President and CFO Aditya Mittal made the new commitment before speaking about the challenges of decarbonizing the steel industry at the Financial Times Commodities Conference.
He said in the statement that all parts of the economy in every region of the world would have to contribute to achieve net zero carbon emissions by 2050.
"As the world's leading steel company, we believe we have a responsibility to lead the efforts to decarbonize the steel-making process, which today has a significant carbon footprint," Mittal said.
"Steel will remain a vital material for our world and indeed is the most circular of all materials.
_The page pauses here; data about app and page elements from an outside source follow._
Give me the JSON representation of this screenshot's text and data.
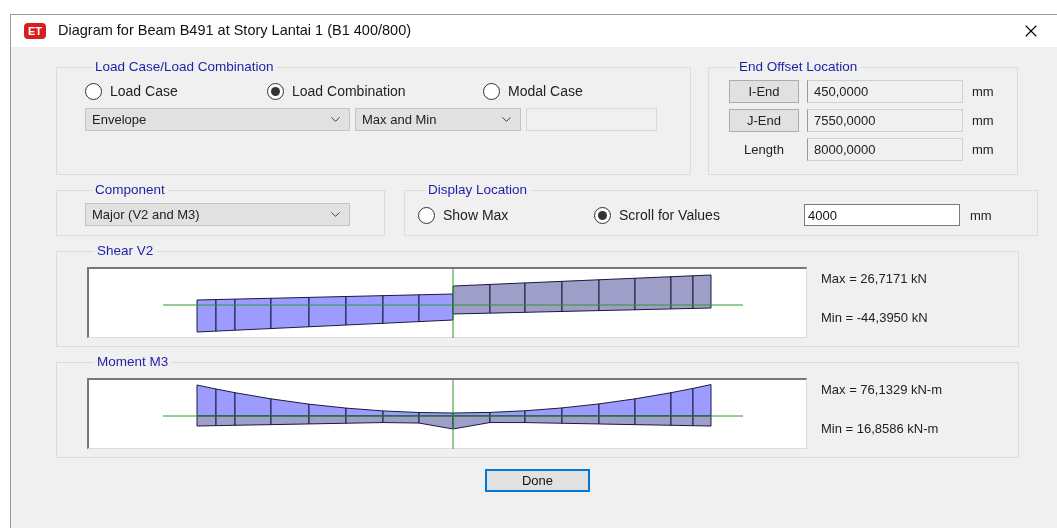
{
  "window": {
    "icon_text": "ET",
    "title": "Diagram for Beam B491 at Story Lantai 1 (B1 400/800)"
  },
  "load_case": {
    "title": "Load Case/Load Combination",
    "options": [
      {
        "label": "Load Case",
        "selected": false
      },
      {
        "label": "Load Combination",
        "selected": true
      },
      {
        "label": "Modal Case",
        "selected": false
      }
    ],
    "combo": "Envelope",
    "mode": "Max and Min"
  },
  "end_offset": {
    "title": "End Offset Location",
    "rows": [
      {
        "kind": "button",
        "label": "I-End",
        "value": "450,0000",
        "unit": "mm"
      },
      {
        "kind": "button",
        "label": "J-End",
        "value": "7550,0000",
        "unit": "mm"
      },
      {
        "kind": "label",
        "label": "Length",
        "value": "8000,0000",
        "unit": "mm"
      }
    ]
  },
  "component": {
    "title": "Component",
    "value": "Major (V2 and M3)"
  },
  "display_location": {
    "title": "Display Location",
    "options": [
      {
        "label": "Show Max",
        "selected": false
      },
      {
        "label": "Scroll for Values",
        "selected": true
      }
    ],
    "value": "4000",
    "unit": "mm"
  },
  "diagrams": [
    {
      "kind": "shear",
      "title": "Shear V2",
      "max": "Max = 26,7171 kN",
      "min": "Min = -44,3950 kN"
    },
    {
      "kind": "moment",
      "title": "Moment M3",
      "max": "Max = 76,1329 kN-m",
      "min": "Min = 16,8586 kN-m"
    }
  ],
  "done_button": "Done"
}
Our challenge is to be able to make steel using clean energy technologies on a commercial scale, while remaining competitive in the global steel industry."
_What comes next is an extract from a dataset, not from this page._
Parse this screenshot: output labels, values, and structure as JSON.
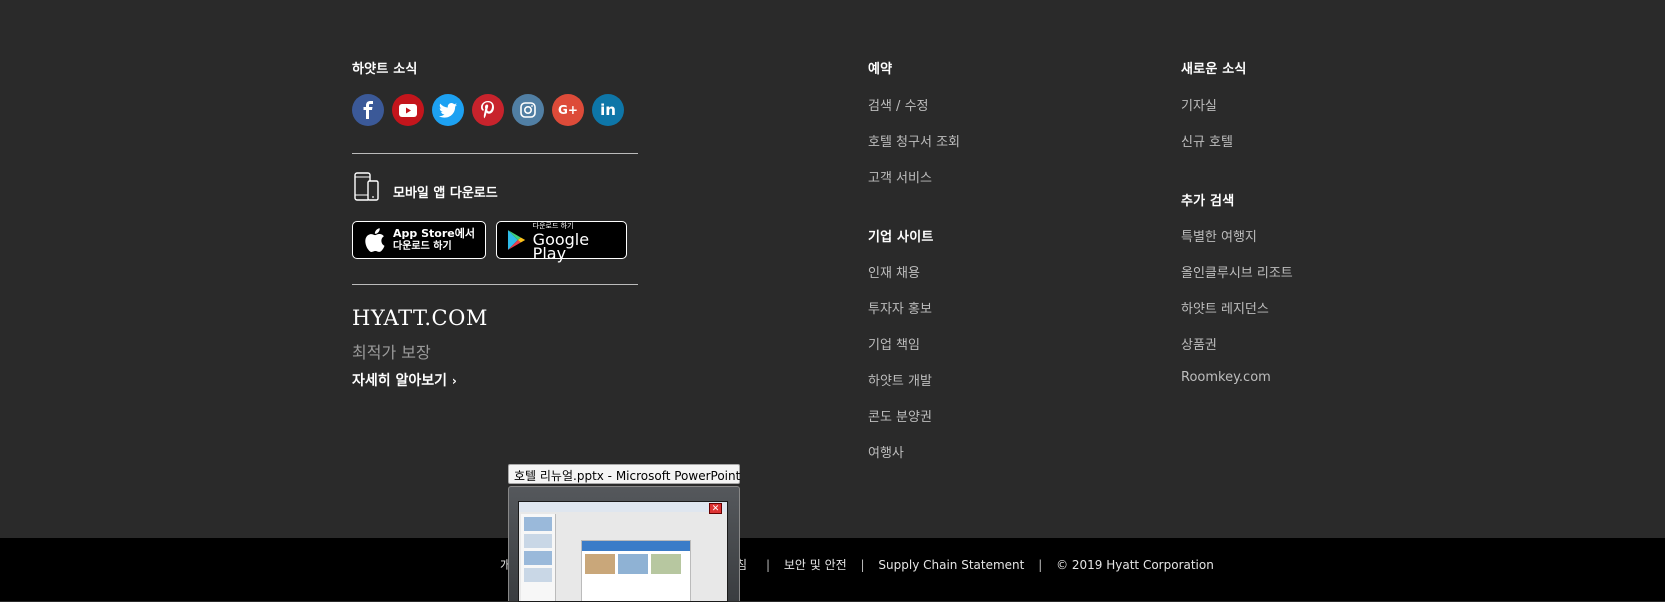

"Critical to turning the target into reality will be policy to enable steel to remain competitive while decarbonizing -- particularly given every region of the world is moving at a different pace. We intend to actively engage with governments to chart a way forward that enables the steel industry to make meaningful progress through carefully designed policy that protects against carbon leakage," he added.
Two routes to decarbonization
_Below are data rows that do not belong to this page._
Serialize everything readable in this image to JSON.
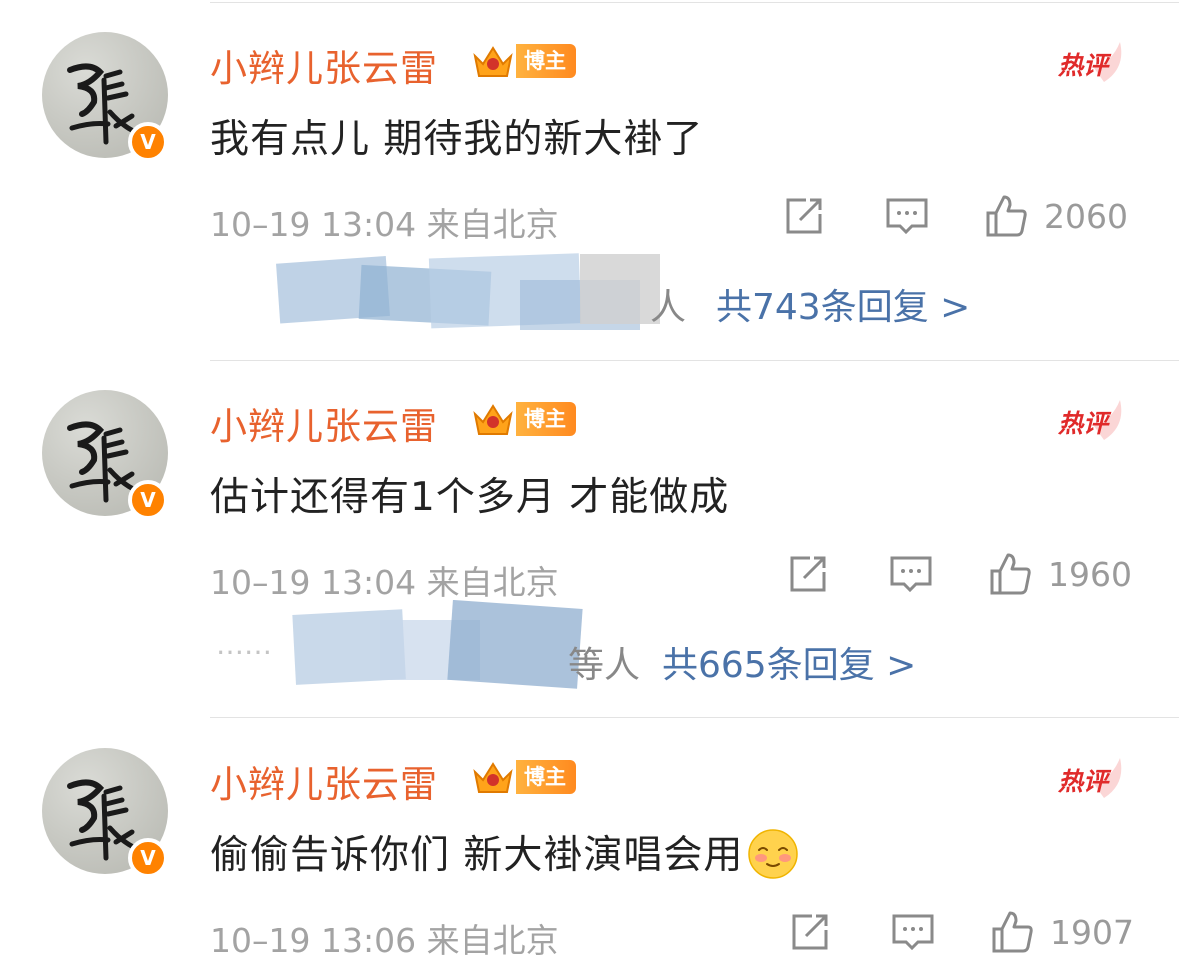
{
  "colors": {
    "username": "#e8622e",
    "badge": "#ff8200",
    "hot": "#e02a2a",
    "link": "#4a72a8",
    "meta": "#a3a3a3"
  },
  "comments": [
    {
      "username": "小辫儿张云雷",
      "badge": "博主",
      "hot_label": "热评",
      "text": "我有点儿 期待我的新大褂了",
      "meta": "10–19 13:04 来自北京",
      "likes": "2060",
      "replies_who": "人",
      "replies_text": "共743条回复 >"
    },
    {
      "username": "小辫儿张云雷",
      "badge": "博主",
      "hot_label": "热评",
      "text": "估计还得有1个多月 才能做成",
      "meta": "10–19 13:04 来自北京",
      "likes": "1960",
      "replies_who": "等人",
      "replies_prefix": "……",
      "replies_text": "共665条回复 >"
    },
    {
      "username": "小辫儿张云雷",
      "badge": "博主",
      "hot_label": "热评",
      "text": "偷偷告诉你们 新大褂演唱会用",
      "meta": "10–19 13:06 来自北京",
      "likes": "1907"
    }
  ],
  "icons": {
    "repost": "repost-icon",
    "comment": "comment-icon",
    "like": "thumbs-up-icon",
    "verified": "verified-v-icon",
    "crown": "crown-icon",
    "emoji": "shy-smile-emoji"
  }
}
ArcelorMittal has identified two low-emissions steelmaking routes, both of which have the potential to lead to carbon-neutral steelmaking: the Hydrogen-Direct Reduced Iron route, which uses hydrogen as a reducing agent, and the Smart Carbon route which centers around modifying the blast furnace route to create carbon-neutral steelmaking through the use of circular carbon in the form of sustainable biomass or carbon containing waste streams and carbon capture and use (CCU) and storage (CCS).
A demonstration Hydrogen-DRI plant at the ArcelorMittal site in Hamburg, where the company has Europe's only operational DRI-electric arc furnace plant, is currently planned and is scheduled to start up in 2023. ArcelorMittal is also constructing several commercial-scale projects to test a range of Smart Carbon technologies. The aim is to start up the key projects in 2022.
The company said both routes had the potential to deliver carbon-neutral steel by 2050, but that it believed Smart Carbon could deliver results sooner, "and make a meaningful contribution to CO2 emissions reduction this decade, while industrial scale production from the Hydrogen-DRI route is unlikely to be significant before 2030 due to the current high costs."
ArcelorMittal said that it would give further details on its 2050 net-zero target in its second climate action report, which is expected to be published before the end of 2020.